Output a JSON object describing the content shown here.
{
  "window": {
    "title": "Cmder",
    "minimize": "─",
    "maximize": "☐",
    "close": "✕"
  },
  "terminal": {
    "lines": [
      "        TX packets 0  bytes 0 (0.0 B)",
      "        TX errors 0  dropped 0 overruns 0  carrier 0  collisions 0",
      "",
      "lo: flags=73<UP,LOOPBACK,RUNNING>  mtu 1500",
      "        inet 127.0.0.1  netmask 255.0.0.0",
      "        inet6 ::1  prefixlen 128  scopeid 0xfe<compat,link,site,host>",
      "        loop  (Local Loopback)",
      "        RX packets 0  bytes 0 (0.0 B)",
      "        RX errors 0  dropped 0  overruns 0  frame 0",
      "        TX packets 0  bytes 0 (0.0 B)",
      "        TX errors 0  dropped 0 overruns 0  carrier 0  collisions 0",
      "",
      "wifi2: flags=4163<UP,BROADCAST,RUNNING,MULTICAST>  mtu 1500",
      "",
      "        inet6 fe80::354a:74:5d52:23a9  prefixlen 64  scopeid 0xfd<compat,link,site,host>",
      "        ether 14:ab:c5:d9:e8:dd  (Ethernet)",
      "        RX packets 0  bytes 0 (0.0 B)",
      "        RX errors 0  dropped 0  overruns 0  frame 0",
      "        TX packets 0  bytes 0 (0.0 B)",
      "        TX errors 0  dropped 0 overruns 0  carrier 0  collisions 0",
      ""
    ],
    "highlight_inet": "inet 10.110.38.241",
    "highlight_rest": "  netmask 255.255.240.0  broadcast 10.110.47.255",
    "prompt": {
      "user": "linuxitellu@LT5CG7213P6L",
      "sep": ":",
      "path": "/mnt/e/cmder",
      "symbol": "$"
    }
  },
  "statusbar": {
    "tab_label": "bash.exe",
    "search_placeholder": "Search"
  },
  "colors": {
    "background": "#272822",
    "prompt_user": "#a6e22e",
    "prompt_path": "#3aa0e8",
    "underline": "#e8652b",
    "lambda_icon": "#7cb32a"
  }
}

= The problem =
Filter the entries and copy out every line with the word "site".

= Finished task =
      "        inet6 ::1  prefixlen 128  scopeid 0xfe<compat,link,site,host>",
      "        inet6 fe80::354a:74:5d52:23a9  prefixlen 64  scopeid 0xfd<compat,link,site,host>",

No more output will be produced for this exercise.